The ingredients found in homemade sinus rinse solution recipes are distilled or boiled water, baking soda and salt that does not contain iodine. These rinses are made with typical items found in nearly every home.
One basic recipe entails the combination of about 2 teaspoons of salt, such as pickling salt without iodine, 1/4 teaspoon of baking soda and 1 liter (33.8 ounces) of sterile water stored in a clean container, notes the American Rhinologic Society.
Homemade nasal rinse solutions are natural methods to relieve rhinitis, chronic sinus conditions and infections, as noted by the American Academy of Allergy Asthma & Immunology (AAAAI). The AAAAI also provides another saline rinse recipe that involves the same ingredients, in different amounts. For this recipe, combine 3 teaspoons of salt (no iodine) with 1 teaspoon of baking soda. Store the mixture in a clean container. Then, add 1 teaspoon of this mixture to 8 ounces of distilled or boiled water. Add more sterile water if the rinse is too strong, according to AAAAI. Use a Neti pot, bulb syringe or other nasal rinse product.
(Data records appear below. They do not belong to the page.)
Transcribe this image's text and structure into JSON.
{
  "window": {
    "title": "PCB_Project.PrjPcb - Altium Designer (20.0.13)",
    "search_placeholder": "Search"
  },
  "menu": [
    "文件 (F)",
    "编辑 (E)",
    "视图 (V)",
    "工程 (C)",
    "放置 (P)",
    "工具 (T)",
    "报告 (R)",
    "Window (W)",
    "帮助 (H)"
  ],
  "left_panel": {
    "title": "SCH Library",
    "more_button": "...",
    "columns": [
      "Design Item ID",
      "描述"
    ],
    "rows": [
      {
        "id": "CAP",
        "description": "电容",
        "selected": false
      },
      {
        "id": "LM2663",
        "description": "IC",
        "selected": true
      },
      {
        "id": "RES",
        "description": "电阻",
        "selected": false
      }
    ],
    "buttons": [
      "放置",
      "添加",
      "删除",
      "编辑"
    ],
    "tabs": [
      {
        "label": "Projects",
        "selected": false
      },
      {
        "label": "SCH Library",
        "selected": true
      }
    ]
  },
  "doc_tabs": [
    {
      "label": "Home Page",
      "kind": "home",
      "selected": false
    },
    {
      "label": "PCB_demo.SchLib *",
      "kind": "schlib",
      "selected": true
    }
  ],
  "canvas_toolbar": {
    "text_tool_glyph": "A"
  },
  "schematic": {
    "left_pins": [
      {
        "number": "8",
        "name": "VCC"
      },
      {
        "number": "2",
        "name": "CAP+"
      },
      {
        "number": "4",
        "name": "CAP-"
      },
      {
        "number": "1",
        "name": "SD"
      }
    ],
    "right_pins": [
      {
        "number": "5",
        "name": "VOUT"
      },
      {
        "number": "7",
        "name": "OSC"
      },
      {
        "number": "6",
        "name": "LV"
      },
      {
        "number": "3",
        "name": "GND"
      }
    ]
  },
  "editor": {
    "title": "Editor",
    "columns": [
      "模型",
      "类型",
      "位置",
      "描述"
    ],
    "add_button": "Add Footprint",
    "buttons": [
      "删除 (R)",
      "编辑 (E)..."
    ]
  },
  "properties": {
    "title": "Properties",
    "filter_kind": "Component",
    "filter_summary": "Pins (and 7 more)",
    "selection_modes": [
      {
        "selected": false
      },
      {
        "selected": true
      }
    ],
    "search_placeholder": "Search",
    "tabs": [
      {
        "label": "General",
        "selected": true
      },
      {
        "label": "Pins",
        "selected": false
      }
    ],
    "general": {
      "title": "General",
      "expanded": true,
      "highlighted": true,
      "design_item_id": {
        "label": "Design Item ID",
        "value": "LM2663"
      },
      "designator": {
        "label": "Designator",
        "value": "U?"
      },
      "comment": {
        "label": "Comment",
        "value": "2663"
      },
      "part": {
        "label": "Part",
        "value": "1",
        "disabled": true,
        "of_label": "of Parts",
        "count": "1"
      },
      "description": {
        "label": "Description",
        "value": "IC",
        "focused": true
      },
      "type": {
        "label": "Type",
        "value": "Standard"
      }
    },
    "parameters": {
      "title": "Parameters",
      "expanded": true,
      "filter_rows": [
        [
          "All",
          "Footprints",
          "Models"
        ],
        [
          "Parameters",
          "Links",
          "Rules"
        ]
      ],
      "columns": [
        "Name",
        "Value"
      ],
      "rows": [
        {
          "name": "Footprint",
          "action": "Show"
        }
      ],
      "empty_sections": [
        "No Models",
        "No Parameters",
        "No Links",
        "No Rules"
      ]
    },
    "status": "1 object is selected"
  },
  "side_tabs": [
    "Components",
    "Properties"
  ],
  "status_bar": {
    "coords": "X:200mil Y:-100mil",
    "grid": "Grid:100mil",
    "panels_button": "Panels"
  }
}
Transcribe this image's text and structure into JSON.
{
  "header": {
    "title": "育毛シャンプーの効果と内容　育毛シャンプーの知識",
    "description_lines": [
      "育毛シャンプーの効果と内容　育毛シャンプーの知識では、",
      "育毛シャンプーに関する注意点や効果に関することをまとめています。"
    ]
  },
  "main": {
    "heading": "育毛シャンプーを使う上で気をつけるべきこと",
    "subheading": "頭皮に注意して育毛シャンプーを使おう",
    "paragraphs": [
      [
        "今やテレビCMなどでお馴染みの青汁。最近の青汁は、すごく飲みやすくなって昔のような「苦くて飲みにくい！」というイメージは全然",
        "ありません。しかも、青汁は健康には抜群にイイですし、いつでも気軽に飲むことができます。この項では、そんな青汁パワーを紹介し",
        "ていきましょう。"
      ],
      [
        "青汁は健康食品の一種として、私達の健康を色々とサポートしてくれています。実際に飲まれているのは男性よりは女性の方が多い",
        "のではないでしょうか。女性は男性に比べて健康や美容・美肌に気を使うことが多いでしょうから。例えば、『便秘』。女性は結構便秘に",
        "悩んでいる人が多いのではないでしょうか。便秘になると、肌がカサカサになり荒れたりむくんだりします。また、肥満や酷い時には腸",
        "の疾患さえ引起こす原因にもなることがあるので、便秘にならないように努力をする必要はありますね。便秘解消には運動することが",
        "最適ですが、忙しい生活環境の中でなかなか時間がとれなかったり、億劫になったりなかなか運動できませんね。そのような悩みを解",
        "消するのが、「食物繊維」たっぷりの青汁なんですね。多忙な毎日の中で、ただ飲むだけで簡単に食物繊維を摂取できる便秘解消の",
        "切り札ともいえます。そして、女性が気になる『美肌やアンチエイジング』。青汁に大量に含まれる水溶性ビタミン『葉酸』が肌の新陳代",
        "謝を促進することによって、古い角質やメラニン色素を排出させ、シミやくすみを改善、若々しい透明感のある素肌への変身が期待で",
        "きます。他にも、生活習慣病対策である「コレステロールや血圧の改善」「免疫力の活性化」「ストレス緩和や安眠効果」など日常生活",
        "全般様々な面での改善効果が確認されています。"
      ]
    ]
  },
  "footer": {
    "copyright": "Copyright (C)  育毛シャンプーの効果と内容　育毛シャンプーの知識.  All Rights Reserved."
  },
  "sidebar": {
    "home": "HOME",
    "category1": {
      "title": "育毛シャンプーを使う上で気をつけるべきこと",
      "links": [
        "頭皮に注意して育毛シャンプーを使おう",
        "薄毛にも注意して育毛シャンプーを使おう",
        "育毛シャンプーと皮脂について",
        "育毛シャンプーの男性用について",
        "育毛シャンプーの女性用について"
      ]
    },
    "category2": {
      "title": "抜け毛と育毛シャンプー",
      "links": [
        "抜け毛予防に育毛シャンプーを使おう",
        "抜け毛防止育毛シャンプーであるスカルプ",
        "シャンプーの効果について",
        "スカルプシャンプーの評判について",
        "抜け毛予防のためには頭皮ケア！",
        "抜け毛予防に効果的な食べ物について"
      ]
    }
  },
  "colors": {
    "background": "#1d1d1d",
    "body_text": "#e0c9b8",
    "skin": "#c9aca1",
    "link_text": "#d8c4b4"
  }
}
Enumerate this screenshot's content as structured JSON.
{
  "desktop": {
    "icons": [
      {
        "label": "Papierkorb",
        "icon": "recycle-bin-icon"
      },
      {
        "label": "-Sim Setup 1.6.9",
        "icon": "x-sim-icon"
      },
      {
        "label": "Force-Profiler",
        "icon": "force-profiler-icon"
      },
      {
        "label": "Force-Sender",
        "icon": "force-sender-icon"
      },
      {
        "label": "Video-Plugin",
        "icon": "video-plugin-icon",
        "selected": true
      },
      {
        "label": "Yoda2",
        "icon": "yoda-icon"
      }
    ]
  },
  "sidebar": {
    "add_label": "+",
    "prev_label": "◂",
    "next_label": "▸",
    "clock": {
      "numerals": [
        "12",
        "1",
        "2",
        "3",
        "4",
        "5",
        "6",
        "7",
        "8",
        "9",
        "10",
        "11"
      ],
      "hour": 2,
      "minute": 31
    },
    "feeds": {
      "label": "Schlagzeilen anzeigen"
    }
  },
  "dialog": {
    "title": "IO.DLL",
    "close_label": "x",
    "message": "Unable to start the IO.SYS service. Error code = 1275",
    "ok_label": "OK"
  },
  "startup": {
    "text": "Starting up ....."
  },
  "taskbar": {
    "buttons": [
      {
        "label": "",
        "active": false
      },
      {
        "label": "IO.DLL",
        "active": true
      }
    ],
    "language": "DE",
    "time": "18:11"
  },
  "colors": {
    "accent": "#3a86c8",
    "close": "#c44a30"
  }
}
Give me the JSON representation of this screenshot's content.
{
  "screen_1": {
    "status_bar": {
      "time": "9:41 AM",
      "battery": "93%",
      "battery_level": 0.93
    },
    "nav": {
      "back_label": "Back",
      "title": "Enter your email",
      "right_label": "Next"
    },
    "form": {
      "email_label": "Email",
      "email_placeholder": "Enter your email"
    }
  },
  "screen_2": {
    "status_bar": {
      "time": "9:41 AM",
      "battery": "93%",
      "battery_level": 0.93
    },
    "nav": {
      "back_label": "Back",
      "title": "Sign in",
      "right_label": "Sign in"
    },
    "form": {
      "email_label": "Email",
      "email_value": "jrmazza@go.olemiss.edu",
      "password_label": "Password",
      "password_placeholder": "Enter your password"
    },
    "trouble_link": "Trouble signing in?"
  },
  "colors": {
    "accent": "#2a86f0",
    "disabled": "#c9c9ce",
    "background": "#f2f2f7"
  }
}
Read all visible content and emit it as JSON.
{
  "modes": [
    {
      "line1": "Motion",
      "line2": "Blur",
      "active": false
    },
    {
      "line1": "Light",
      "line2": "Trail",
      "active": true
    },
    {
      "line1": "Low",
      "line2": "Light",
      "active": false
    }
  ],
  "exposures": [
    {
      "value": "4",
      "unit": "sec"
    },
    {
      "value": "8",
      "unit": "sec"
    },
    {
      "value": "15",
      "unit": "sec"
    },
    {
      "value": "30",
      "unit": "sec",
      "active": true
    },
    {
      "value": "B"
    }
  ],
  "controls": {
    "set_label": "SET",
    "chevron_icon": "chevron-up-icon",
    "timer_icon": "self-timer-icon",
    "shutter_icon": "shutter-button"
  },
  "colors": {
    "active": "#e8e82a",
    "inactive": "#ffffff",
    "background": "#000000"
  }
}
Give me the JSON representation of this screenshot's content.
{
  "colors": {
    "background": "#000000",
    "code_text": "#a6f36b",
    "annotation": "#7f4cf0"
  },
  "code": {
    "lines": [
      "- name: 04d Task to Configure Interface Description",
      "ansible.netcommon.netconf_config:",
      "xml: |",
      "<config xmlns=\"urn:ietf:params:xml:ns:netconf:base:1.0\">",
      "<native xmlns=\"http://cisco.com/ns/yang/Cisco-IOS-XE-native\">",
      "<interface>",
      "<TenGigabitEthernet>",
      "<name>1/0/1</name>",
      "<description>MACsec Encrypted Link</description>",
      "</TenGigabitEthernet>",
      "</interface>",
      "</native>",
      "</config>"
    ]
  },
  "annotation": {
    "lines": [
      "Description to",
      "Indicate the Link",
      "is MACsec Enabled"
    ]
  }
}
Although nasal irrigation with a homemade saline rinse is useful for sinus problems, there are precautions required with nasal irrigation. To avoid any possible infections due to contaminated water, the water must be sterile or distilled, notes the United States Food and Drug Administration. If using tap water, then it is necessary to boil it for at least 5 minutes. Similarly, the boiled water must be kept in a clean and sealed container and used within a 24-hour period.